Please count how many lines below contain the word "Export" and give nothing but that figure.
---------- DATA FOR PROCESSING ----------
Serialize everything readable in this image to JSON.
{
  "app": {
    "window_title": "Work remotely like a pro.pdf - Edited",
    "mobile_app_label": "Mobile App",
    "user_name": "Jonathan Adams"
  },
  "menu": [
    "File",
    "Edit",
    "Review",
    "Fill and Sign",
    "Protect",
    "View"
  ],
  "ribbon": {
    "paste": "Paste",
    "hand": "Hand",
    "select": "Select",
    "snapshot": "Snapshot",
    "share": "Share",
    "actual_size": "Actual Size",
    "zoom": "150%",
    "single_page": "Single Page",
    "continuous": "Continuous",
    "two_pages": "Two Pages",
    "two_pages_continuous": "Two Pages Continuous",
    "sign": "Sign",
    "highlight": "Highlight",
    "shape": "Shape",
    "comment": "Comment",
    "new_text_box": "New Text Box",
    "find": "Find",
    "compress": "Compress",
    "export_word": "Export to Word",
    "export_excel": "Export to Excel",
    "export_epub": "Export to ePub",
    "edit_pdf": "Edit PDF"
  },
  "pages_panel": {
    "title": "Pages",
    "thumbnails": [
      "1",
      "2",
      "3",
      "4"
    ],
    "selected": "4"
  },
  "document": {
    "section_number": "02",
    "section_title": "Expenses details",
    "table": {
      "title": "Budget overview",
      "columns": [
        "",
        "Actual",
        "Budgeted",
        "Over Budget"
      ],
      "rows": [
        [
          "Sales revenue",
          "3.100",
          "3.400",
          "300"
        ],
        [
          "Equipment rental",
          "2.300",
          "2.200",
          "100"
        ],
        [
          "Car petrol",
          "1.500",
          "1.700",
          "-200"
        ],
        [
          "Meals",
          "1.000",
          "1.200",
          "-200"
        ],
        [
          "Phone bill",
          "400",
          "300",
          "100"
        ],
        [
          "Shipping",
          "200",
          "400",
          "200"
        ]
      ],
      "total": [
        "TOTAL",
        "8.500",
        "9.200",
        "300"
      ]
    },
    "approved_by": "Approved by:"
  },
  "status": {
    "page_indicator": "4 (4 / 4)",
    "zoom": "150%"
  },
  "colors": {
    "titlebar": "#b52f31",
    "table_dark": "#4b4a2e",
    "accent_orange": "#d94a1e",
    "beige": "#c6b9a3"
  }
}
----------
## TASK SOLUTION
3